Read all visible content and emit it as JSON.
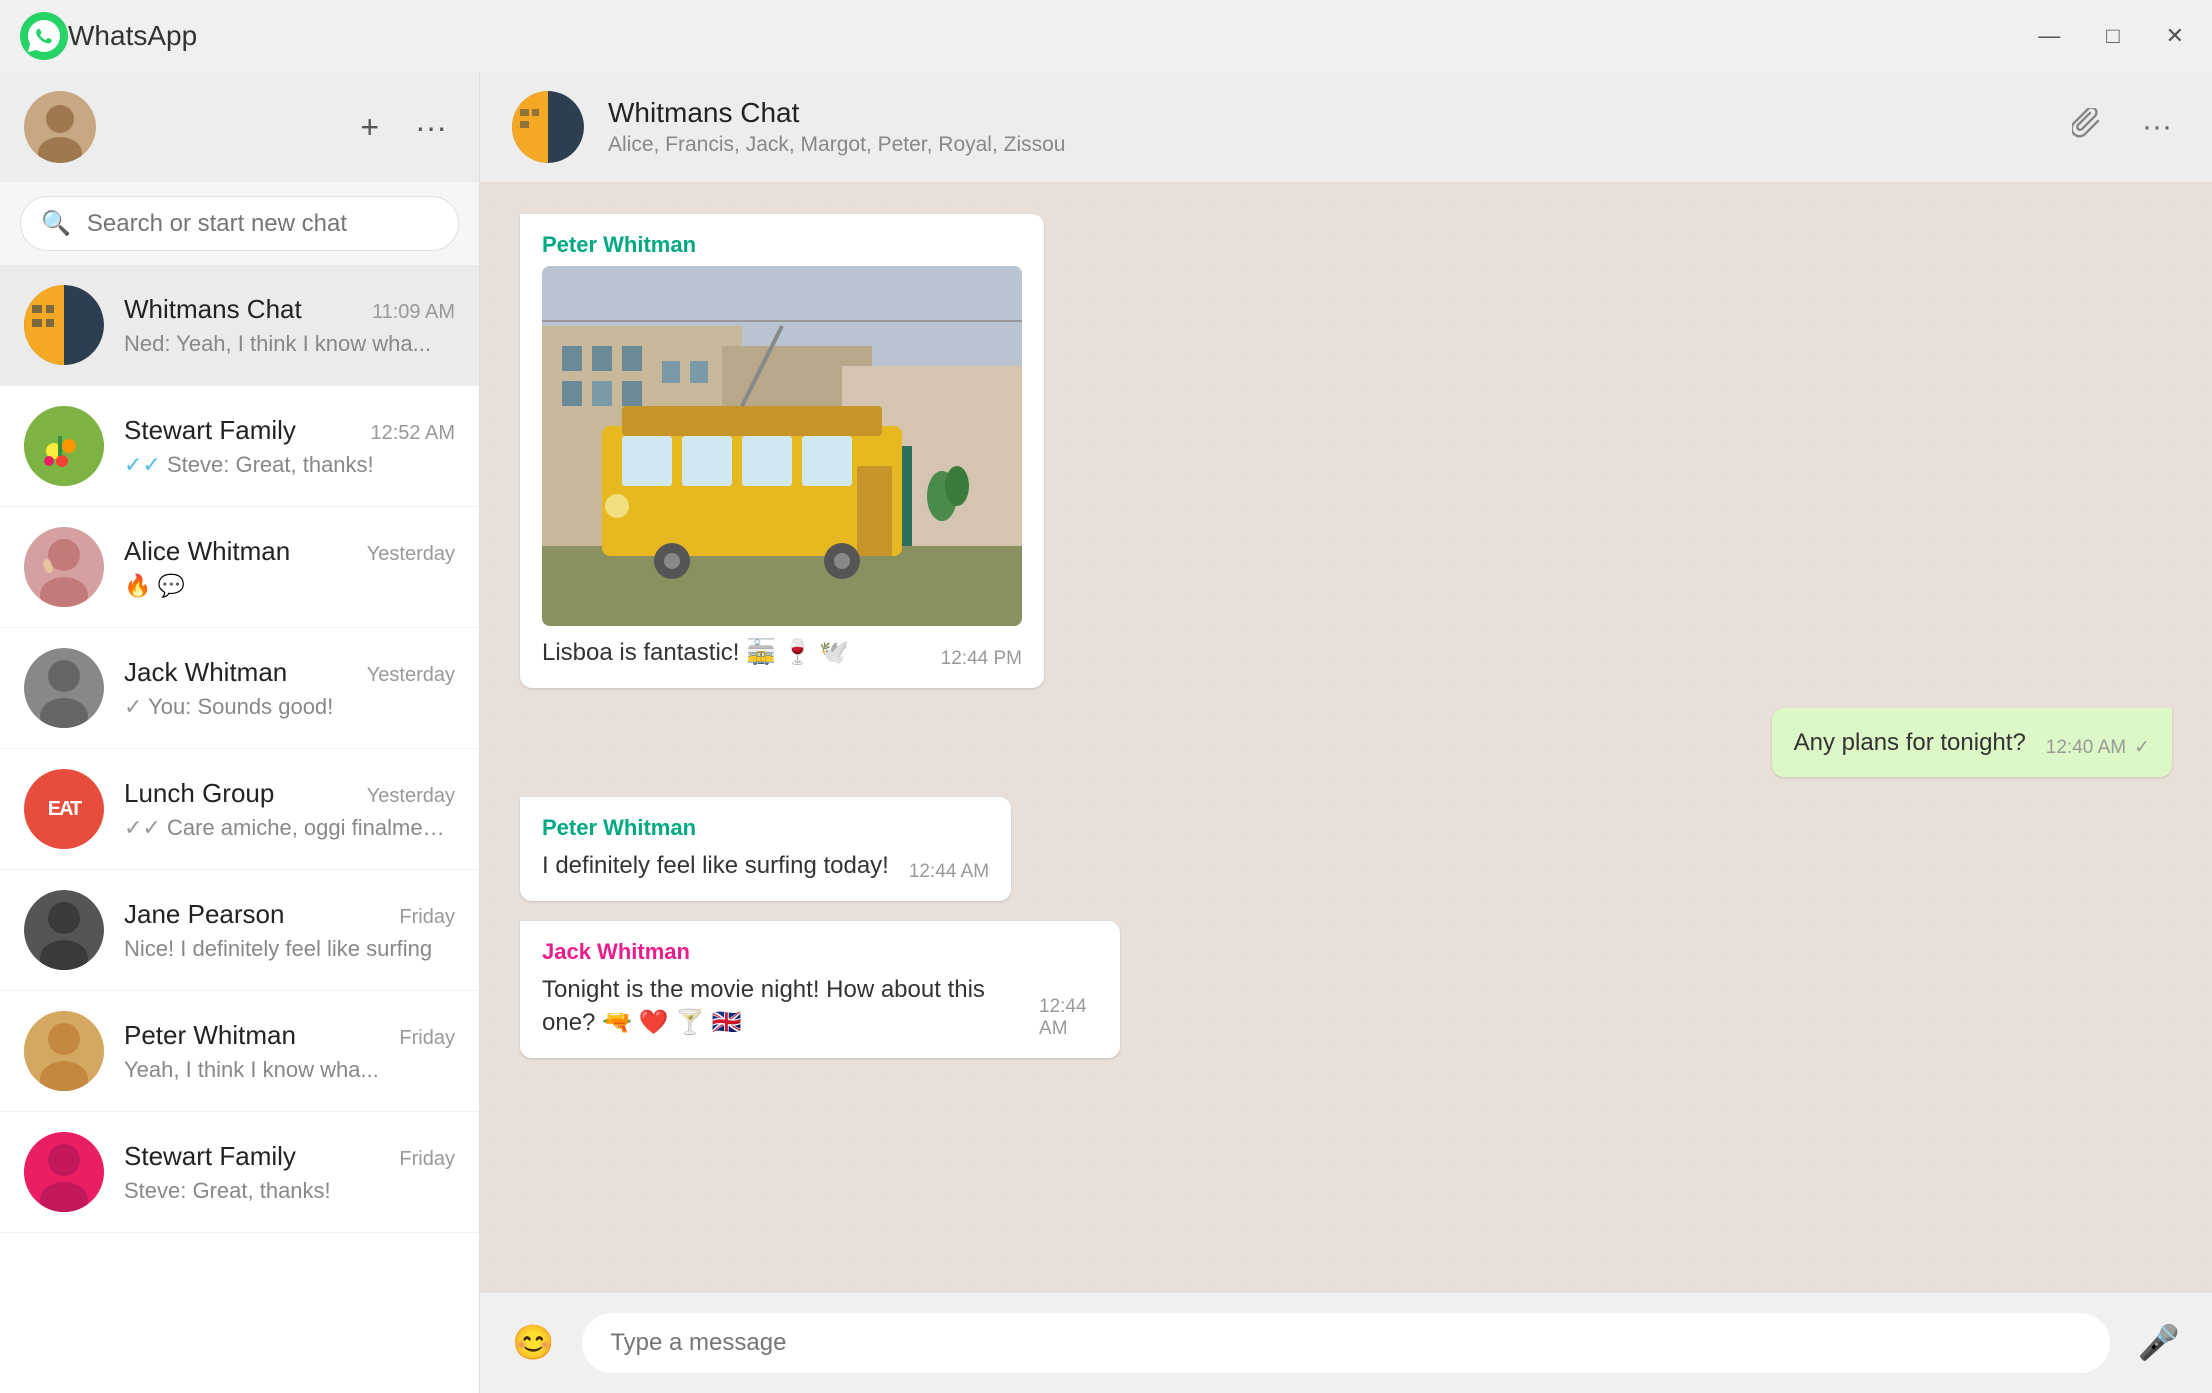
{
  "titlebar": {
    "title": "WhatsApp",
    "minimize": "—",
    "maximize": "□",
    "close": "✕"
  },
  "sidebar": {
    "search_placeholder": "Search or start new chat",
    "new_chat_btn": "+",
    "menu_btn": "···",
    "chats": [
      {
        "id": "whitmans-chat",
        "name": "Whitmans Chat",
        "time": "11:09 AM",
        "preview": "Ned: Yeah, I think I know wha...",
        "avatar_type": "group_split",
        "active": true
      },
      {
        "id": "stewart-family",
        "name": "Stewart Family",
        "time": "12:52 AM",
        "preview": "Steve: Great, thanks!",
        "avatar_type": "flowers",
        "tick": "double_blue"
      },
      {
        "id": "alice-whitman",
        "name": "Alice Whitman",
        "time": "Yesterday",
        "preview": "🔥 💬",
        "avatar_type": "alice"
      },
      {
        "id": "jack-whitman",
        "name": "Jack Whitman",
        "time": "Yesterday",
        "preview": "You: Sounds good!",
        "avatar_type": "jack",
        "tick": "single_grey"
      },
      {
        "id": "lunch-group",
        "name": "Lunch Group",
        "time": "Yesterday",
        "preview": "Care amiche, oggi finalmente posso",
        "avatar_type": "eat",
        "tick": "double_grey"
      },
      {
        "id": "jane-pearson",
        "name": "Jane Pearson",
        "time": "Friday",
        "preview": "Nice! I definitely feel like surfing",
        "avatar_type": "jane"
      },
      {
        "id": "peter-whitman",
        "name": "Peter Whitman",
        "time": "Friday",
        "preview": "Yeah, I think I know wha...",
        "avatar_type": "peter"
      },
      {
        "id": "stewart-family-2",
        "name": "Stewart Family",
        "time": "Friday",
        "preview": "Steve: Great, thanks!",
        "avatar_type": "flowers2"
      }
    ]
  },
  "chat_header": {
    "name": "Whitmans Chat",
    "members": "Alice, Francis, Jack, Margot, Peter, Royal, Zissou",
    "paperclip_btn": "📎",
    "menu_btn": "···"
  },
  "messages": [
    {
      "id": "msg1",
      "type": "incoming",
      "sender": "Peter Whitman",
      "sender_color": "peter",
      "has_image": true,
      "text": "Lisboa is fantastic! 🚋 🍷 🕊️",
      "time": "12:44 PM",
      "tick": ""
    },
    {
      "id": "msg2",
      "type": "outgoing",
      "sender": "",
      "sender_color": "",
      "has_image": false,
      "text": "Any plans for tonight?",
      "time": "12:40 AM",
      "tick": "✓"
    },
    {
      "id": "msg3",
      "type": "incoming",
      "sender": "Peter Whitman",
      "sender_color": "peter",
      "has_image": false,
      "text": "I definitely feel like surfing today!",
      "time": "12:44 AM",
      "tick": ""
    },
    {
      "id": "msg4",
      "type": "incoming",
      "sender": "Jack Whitman",
      "sender_color": "jack",
      "has_image": false,
      "text": "Tonight is the movie night! How about this one? 🔫 ❤️ 🍸 🇬🇧",
      "time": "12:44 AM",
      "tick": ""
    }
  ],
  "input_bar": {
    "emoji_btn": "😊",
    "placeholder": "Type a message",
    "mic_btn": "🎤"
  }
}
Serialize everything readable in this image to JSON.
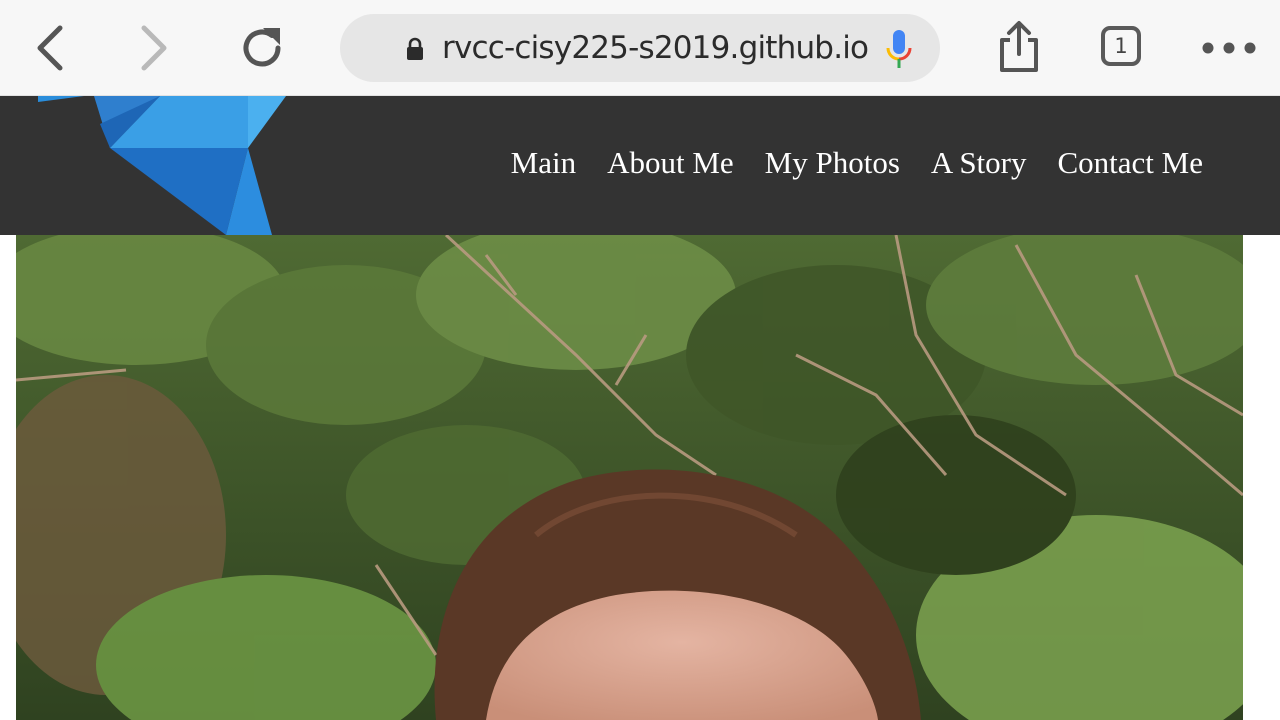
{
  "browser": {
    "url": "rvcc-cisy225-s2019.github.io",
    "tab_count": "1",
    "icons": {
      "back": "chevron-left-icon",
      "forward": "chevron-right-icon",
      "reload": "reload-icon",
      "lock": "lock-icon",
      "mic": "microphone-icon",
      "share": "share-icon",
      "tabs": "tabs-icon",
      "more": "more-icon"
    }
  },
  "site": {
    "header_color": "#333333",
    "logo": "blue-geometric-bird-logo",
    "nav": [
      {
        "label": "Main"
      },
      {
        "label": "About Me"
      },
      {
        "label": "My Photos"
      },
      {
        "label": "A Story"
      },
      {
        "label": "Contact Me"
      }
    ]
  },
  "content": {
    "photo": "portrait-photo-outdoors-pine-trees"
  }
}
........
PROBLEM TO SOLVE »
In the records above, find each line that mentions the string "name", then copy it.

SOLUTION »
        "name": "Whitmans Chat",
        "name": "Stewart Family",
        "name": "Alice Whitman",
        "name": "Jack Whitman",
        "name": "Lunch Group",
        "name": "Jane Pearson",
        "name": "Peter Whitman",
        "name": "Stewart Family",
    "name": "Whitmans Chat",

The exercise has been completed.